It’s that time of year when senior housing predictions and trend reports are published. From certain angles, the outlook may seem bleak. Staffing difficulties, low occupancy, and increasing competition will challenge senior living executives in 2019 (as they did last year.) What if we could cut through the complexity and find a solution to all of these problems? John Shafaee, chief executive officer of Medtelligent, thinks he has a silver bullet: increase the average length of stay at your assisted living community.
Beth Mace, the chief economist at the National Investment Center for Seniors Housing & Care (NIC), quoted in a Senior Housing News article, appears to agree. “[These pressures] suggest you need to hunker down and try to grow NOI by trying to maintain strong product, and maintain and increase length of stay,” Mace said.
Amid all the industry talk of changing consumer demand for senior housing and the need to create environments that appeal to aging Baby Boomers, Shafaee’s suggestion may be more pragmatic if you’re responsible for this year’s results: “I think we overfocus, as an industry, on creating an “appealing” product. Most often, if someone has a choice to stay at home, they will. So let’s assume people are coming to us because they can’t get the care they need at home for a price they can afford. Let’s focus on providing the very best care in a home-like environment, and reap the benefits of increased length of stay in our communities.”
Improved health outcomes and more satisfied residents will lead to an increased average length of stay. But how do we get there?
Keep Residents Healthier
National studies show that more than half of assisted living residents leave because their needs change, and a third pass away. Could a better understanding of the individual care needs of each resident help you keep them healthier? We’ve talked before about how technology can be used to monitor and manage changes in a resident’s plan of care. Increase length of stay by thinking about how your community might leverage technology to improve resident health outcomes (and in the process, understand the true cost of care.)
Make Residents Happier
At the same time, a significant percentage of residents leave assisted living for “other” reasons. In Shafaee’s experience, at least some of this turnover can be attributed to dissatisfaction with the environment or the care providers in a community.
“These are not medical facilities. These communities are people’s residences. When you’re there, you’re standing in someone’s living room. You can’t lose sight of that,” he says.
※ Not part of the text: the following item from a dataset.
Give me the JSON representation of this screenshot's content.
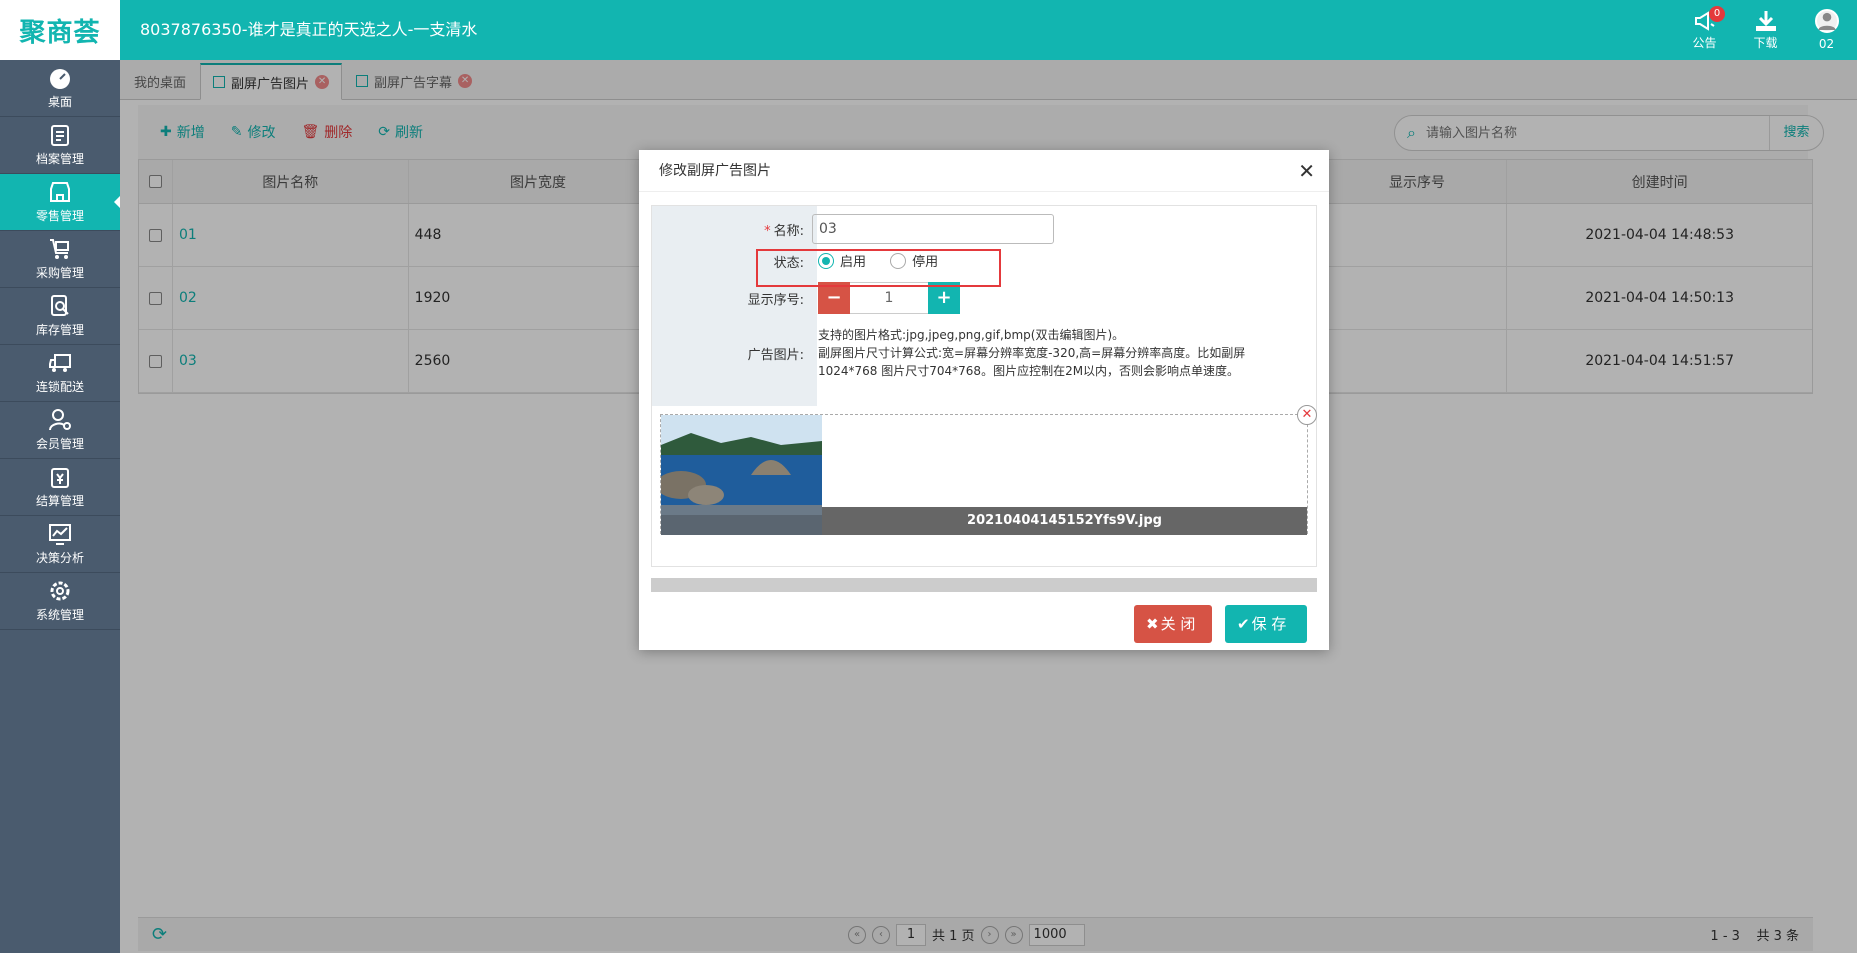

What you focus on drives the pulse of the community, Shafaee says. “Energy matters,” he says. “And what you focus on sets the tone of that energy.” How does your staff interact with each other? With residents? Keep those residents that choose to “move elsewhere” by thinking about what steps you can take to create and maintain the “home feel” of the environment.
Compete for Caregivers
Environment matters to residents, but it also matters to staff. And in a tight job market, it pays to keep your caregivers. Savings from lower caregiver turnover are estimated at over $2,600 per caregiver. Beyond the savings, though, increased caregiver retention will allow your team to maintain their strong relationships with your residents (increasing overall resident satisfaction in the process.) Additional savings from lower resident turnover will allow you to better serve and compensate your staff.
“If you can increase that length of stay by even one month, a lot of magical things start to happen.”
Your results drive your reputation. Satisfied staff and healthy residents create their own virtuous cycle by driving energy that prospects can feel when they enter a community for a tour. Our prediction for 2019? If you focus on health outcomes and your community’s “home” environment, your length of stay will increase and your waiting list will grow.